In any case, I'm sure he's not supposed to be so attractive.

So yes. Read the book. Apart from anything else, it fills in many, many plot holes concerning “the incident” and even manages something of a happy ending.

At least, it manages a poignant ending which, thinking about it, sort of makes me want to stop living. The film, though, ends in such a way that seems specifically designed to troll those who like closure.


DC Ghosts!

I think the entire run of DC's Ghosts comic has been uploaded to the amazing Cover Browser website.

I've not read any of these comics and, in all honesty, I'm not sure if I'd like to. The best of these covers present a chilling and complete story in one beautifully drawn tableau. How could the full stories do anything but disappoint?

Below are my favourites, presented without further comment. With just a brief glance you can see exactly what's happening and, in many cases, the implication is bloody terrifying.


Pictures Of Haunted Houses!

I might as well face it, I'm addicted to Tumblr!

Recently, I discovered the marvellous world of Hallowe'en Tumblrs. You can spend all night looking at aggregated images of ghosts, costumes, sweets, stills and haunted houses. Tonight, we're looking at haunted houses.

Each of these was found on Tumblr, so I've no idea at all where they came from, who drew them, or anything. Hey, I wish I did, alright?

This one's more a haunted village than a haunted house. Evil flows down the hill like green vomit. I bet it smells like damp. Interesting how it seems to stem from the church, isn't it?

This one's not necessarily haunted, but it certainly looks that way. I love the sickly autumnal sunlight, the washing hung feebly out to dry, but I think the artist missed a trick by not putting a decaying bovine carcass at the bottom of that well. Actually, there is something down there, but I can't quite make it out. Any ideas?

They say you haven't made it until you've made the cover of The New Yorker. On October 27 1943, the haunted house had its day. None of those kids were ever seen again.
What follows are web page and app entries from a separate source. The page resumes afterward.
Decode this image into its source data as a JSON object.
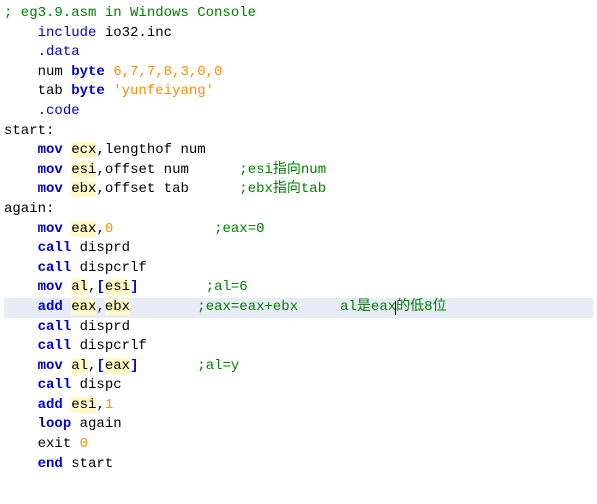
{
  "code": {
    "l0": {
      "comment": "; eg3.9.asm in Windows Console"
    },
    "l1": {
      "indent": "    ",
      "directive": "include",
      "arg": " io32.inc"
    },
    "l2": {
      "indent": "    ",
      "directive": ".data"
    },
    "l3": {
      "indent": "    ",
      "name": "num ",
      "kw": "byte",
      "vals": " 6,7,7,8,3,0,0"
    },
    "l4": {
      "indent": "    ",
      "name": "tab ",
      "kw": "byte",
      "str": " 'yunfeiyang'"
    },
    "l5": {
      "indent": "    ",
      "directive": ".code"
    },
    "l6": {
      "label": "start:"
    },
    "l7": {
      "indent": "    ",
      "kw": "mov",
      "sp": " ",
      "r1": "ecx",
      "c": ",",
      "arg": "lengthof num"
    },
    "l8": {
      "indent": "    ",
      "kw": "mov",
      "sp": " ",
      "r1": "esi",
      "c": ",",
      "arg": "offset num",
      "pad": "      ",
      "comment": ";esi指向num"
    },
    "l9": {
      "indent": "    ",
      "kw": "mov",
      "sp": " ",
      "r1": "ebx",
      "c": ",",
      "arg": "offset tab",
      "pad": "      ",
      "comment": ";ebx指向tab"
    },
    "l10": {
      "label": "again:"
    },
    "l11": {
      "indent": "    ",
      "kw": "mov",
      "sp": " ",
      "r1": "eax",
      "c": ",",
      "num": "0",
      "pad": "            ",
      "comment": ";eax=0"
    },
    "l12": {
      "indent": "    ",
      "kw": "call",
      "arg": " disprd"
    },
    "l13": {
      "indent": "    ",
      "kw": "call",
      "arg": " dispcrlf"
    },
    "l14": {
      "indent": "    ",
      "kw": "mov",
      "sp": " ",
      "r1": "al",
      "c": ",",
      "lb": "[",
      "r2": "esi",
      "rb": "]",
      "pad": "        ",
      "comment": ";al=6"
    },
    "l15": {
      "indent": "    ",
      "kw": "add",
      "sp": " ",
      "r1": "eax",
      "c": ",",
      "r2": "ebx",
      "pad": "        ",
      "comment": ";eax=eax+ebx     al是eax",
      "comment2": "的低8位"
    },
    "l16": {
      "indent": "    ",
      "kw": "call",
      "arg": " disprd"
    },
    "l17": {
      "indent": "    ",
      "kw": "call",
      "arg": " dispcrlf"
    },
    "l18": {
      "indent": "    ",
      "kw": "mov",
      "sp": " ",
      "r1": "al",
      "c": ",",
      "lb": "[",
      "r2": "eax",
      "rb": "]",
      "pad": "       ",
      "comment": ";al=y"
    },
    "l19": {
      "indent": "    ",
      "kw": "call",
      "arg": " dispc"
    },
    "l20": {
      "indent": "    ",
      "kw": "add",
      "sp": " ",
      "r1": "esi",
      "c": ",",
      "num": "1"
    },
    "l21": {
      "indent": "    ",
      "kw": "loop",
      "arg": " again"
    },
    "l22": {
      "indent": "    ",
      "id": "exit ",
      "num": "0"
    },
    "l23": {
      "indent": "    ",
      "kw": "end",
      "arg": " start"
    }
  }
}
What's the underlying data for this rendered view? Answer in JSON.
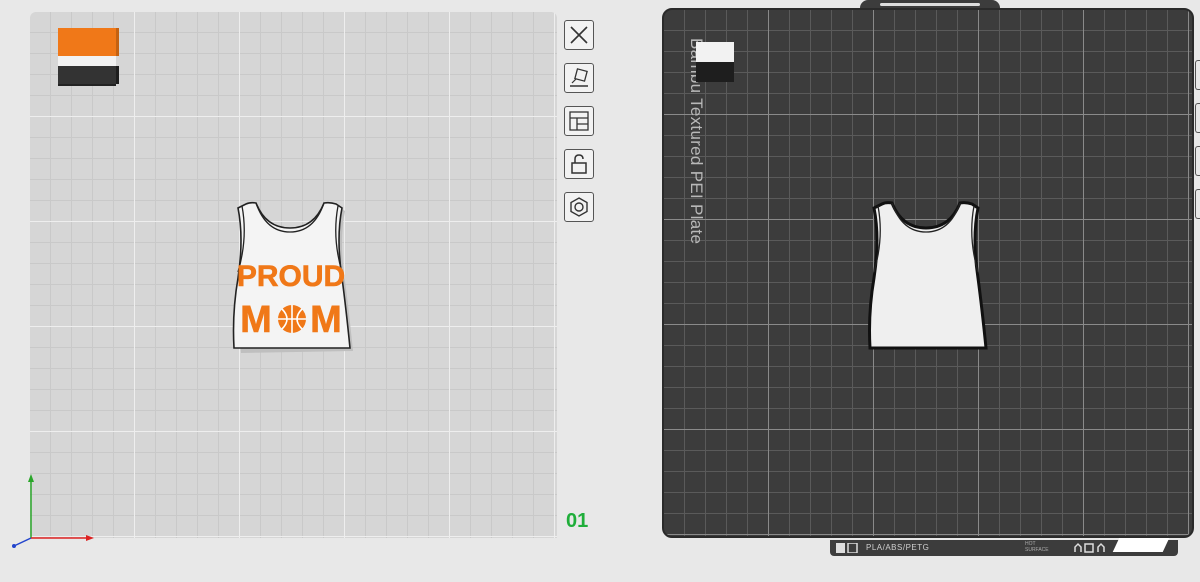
{
  "plate1": {
    "number": "01",
    "jersey_text_line1": "PROUD",
    "jersey_text_line2_left": "M",
    "jersey_text_line2_right": "M",
    "toolbar": [
      {
        "name": "close-icon"
      },
      {
        "name": "auto-orient-icon"
      },
      {
        "name": "arrange-icon"
      },
      {
        "name": "lock-icon"
      },
      {
        "name": "settings-icon"
      }
    ]
  },
  "plate2": {
    "label": "Bambu Textured PEI Plate",
    "filament": "PLA/ABS/PETG",
    "surface": "HOT SURFACE"
  },
  "colors": {
    "orange": "#f07818",
    "white": "#f2f2f2",
    "black": "#333333",
    "plate_number": "#1fae3a",
    "dark_plate": "#3c3c3c"
  }
}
Ah, here we go. This is the sort of picture you could look at all night. Look at the skeletal fiddler on the roof! The strange clown woman looking out the window. Dr Jeckyl has a laboratory in the west wing. He frequently complains about the noise coming from the hunchbacked organist and the flamboyant magician who live above. Meanwhile a witch shares a cup of tea with The Mad Hatter; a slime creature melts in the bell tower; a cat gets struck by lightning; and Frankenstein's monster does some gardening. Also, for some reason, a mummy. And what are those cheerful little chaps standing by the front gate? And look at that Morticia type woman, letting her pet dragon do its business.

Look to the bottom left! This is a jigsaw puzzle. A very easy puzzle judging by the size of the pieces, but that just makes it the exact opposite of a Lego model: More fun to look at than it is to build.

This one's lovely. I'd like nothing more than to have this blown up and framed with a canvas sort of finish to it. Again, there's nothing to suggest it's haunted per se, but why would somebody leave out so many pumpkins unless they were trying to ward off the inexorable forces of evil? Like all the best horror films, it's what you don't see here that makes all the difference. A fire's burning in the house. Are they having a cosy evening in, or are they getting rid of the evidence? And those pumpkins. What if they were originally facing the other way, but they're slowly turning, one by one, to greet an approaching visitor?

Hey, skeleton child. Stop looking at me.

And finally, this one. Quite underwhelming compared to the others, but still not without its charms. Look at that pumpkin sat grinning on the mound. In his mind, he's Jack the Pumpkin King, and everybody's here to see him.